Democracy can kill. This is one of the conclusions of a distinguished professor of both law and sociology, David Garland of New York University, in a magnificently thorough and even-handed book on the death penalty in modern America.
What he means is part of his answer as to why most of the US states retain the death penalty, when all the other mature Western nations abolished it 30 years ago. It is, he says, because the US is democratic at a grass-roots level, and most people in most countries, even those who’ve abolished judicial executions, believe in capital punishment. In Western Europe, for example, the death penalty was abolished “from the top down” — in other words well-educated liberals high up in government made sure it was prohibited. But in the US, politicians in the 35 states that retain the death penalty know that if they came out against the punishment they would lose considerable support in their constituencies. So they keep quiet, and the supreme penalty is as a result enacted today with, in Professor Garland’s words, “an awkwardness, an anxiety, and sometimes a palpable embarrassment”.

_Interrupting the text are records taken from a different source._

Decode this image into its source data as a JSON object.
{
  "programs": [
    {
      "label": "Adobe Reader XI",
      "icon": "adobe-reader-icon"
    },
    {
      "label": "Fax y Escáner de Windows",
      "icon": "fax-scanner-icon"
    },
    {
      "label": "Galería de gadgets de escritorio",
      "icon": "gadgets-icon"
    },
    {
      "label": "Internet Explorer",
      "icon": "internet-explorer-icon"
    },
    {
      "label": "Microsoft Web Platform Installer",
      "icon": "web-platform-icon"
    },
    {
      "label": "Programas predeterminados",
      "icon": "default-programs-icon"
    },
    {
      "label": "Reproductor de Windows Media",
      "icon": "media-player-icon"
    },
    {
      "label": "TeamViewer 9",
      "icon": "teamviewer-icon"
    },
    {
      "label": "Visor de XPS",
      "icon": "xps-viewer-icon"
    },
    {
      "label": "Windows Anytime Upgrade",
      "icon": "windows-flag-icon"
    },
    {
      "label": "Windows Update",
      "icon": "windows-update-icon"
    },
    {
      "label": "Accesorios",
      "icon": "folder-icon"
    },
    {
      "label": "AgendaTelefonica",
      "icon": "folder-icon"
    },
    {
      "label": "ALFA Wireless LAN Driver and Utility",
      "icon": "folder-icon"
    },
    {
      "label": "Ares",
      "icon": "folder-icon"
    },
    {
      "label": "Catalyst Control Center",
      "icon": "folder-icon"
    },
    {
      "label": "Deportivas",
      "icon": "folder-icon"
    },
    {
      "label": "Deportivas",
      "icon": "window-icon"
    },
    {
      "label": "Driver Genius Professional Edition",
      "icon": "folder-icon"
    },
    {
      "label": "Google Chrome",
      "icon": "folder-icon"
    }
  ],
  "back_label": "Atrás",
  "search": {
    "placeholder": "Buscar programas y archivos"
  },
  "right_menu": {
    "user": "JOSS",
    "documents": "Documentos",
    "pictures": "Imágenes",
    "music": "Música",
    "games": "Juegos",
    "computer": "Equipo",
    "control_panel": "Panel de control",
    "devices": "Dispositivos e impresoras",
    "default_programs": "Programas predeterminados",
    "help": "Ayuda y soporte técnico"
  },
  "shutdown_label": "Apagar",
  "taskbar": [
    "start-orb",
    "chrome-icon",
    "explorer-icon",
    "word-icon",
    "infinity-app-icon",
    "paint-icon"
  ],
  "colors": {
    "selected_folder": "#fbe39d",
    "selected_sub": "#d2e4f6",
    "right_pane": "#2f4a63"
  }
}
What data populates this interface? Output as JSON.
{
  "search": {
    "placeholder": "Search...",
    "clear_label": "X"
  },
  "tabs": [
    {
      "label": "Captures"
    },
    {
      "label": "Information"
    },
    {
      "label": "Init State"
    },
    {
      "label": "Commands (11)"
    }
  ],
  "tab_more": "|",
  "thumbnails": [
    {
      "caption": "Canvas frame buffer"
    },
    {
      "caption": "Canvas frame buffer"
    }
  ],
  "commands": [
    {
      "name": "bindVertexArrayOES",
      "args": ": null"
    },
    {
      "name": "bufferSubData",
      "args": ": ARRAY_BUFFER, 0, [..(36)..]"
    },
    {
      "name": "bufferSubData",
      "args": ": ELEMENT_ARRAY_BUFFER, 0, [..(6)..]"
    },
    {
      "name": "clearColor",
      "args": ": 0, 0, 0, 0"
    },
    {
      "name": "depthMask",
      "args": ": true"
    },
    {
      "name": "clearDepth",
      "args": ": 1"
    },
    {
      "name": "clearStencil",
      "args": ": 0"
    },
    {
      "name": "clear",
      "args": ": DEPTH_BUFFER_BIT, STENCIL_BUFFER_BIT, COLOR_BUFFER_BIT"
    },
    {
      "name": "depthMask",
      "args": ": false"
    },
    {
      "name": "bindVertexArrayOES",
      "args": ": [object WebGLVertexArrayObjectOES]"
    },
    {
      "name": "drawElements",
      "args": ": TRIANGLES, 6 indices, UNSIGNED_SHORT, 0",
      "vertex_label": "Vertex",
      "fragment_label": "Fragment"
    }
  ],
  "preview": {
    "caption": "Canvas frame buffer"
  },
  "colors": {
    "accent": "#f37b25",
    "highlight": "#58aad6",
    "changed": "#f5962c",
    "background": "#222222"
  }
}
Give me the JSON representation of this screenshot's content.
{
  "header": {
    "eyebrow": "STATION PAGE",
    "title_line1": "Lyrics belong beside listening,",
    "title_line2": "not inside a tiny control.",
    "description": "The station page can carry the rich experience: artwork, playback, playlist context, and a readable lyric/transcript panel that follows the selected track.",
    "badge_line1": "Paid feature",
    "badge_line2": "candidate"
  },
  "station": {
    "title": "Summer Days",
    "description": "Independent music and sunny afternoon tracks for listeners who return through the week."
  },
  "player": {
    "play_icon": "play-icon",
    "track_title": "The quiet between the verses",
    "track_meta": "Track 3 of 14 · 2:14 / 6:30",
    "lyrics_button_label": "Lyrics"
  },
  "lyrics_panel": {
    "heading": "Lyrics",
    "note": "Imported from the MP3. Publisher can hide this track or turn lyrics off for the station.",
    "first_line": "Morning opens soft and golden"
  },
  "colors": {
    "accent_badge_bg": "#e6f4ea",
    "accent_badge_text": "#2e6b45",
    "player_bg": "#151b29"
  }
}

The fascination, albeit at times grisly, of this book lies in the details. Garland’s general position is that the US is not more barbarous than its European counterparts, but is instead traveling along the same abolitionist path they traveled, if more slowly. All executions were banned in 1968, for example, but then the practice was revived nine years later.
Executions remain commonest in the south, and the parallel with lynchings is considered at length. Those horrific acts of unpunished popular retribution, committed by whites against black males suspected of rapes of white women, make one of the ugliest episodes in US history. Many thousands occurred between 1890 and 1940. Legal trials in the same situations were not much better, Garland remarks, with the same whites often in charge on both occasions. But statistics do not entirely support comparisons with modern execution. Even though poorly-represented blacks accused of atrocious crimes against whites are most likely to be sentenced to death, and a disproportionate number of blacks are executed in proportion to their overall numbers, most serial killers (for instance) are nevertheless in fact white.
The figures are that around 60 executions are carried out in the US every year — 20th century highs were 98 in 1999, and 199 in 1935. Since the reintroduction of judicial killing in 1976, there have been 1,193 executions, over a third of them in Texas.
Michigan abolished the practice entirely in 1846. Of the 35 states that retain the penalty, a third rarely or never use it, a third have large death-row populations but relatively few actual executions, and a third regularly impose death sentences and regularly carry them out.
Elsewhere, a few advanced industrialized countries still retain the penalty, including Taiwan, Japan and India. But most have abolished it — Portugal in 1867, followed by Norway, Sweden, the Netherlands and Belgium. Today, no country can be an EU member if it retains capital punishment.
Generally European history displays an increasing humanity. Judicial torture was extensively banned in the later 18th century, the exhibition of executed bodies in the early 19th, and public executions in the mid-19th, though France continued guillotining in public until 1939. The last public execution in the UK was in 1868, and in the US (in Missouri) in 1937.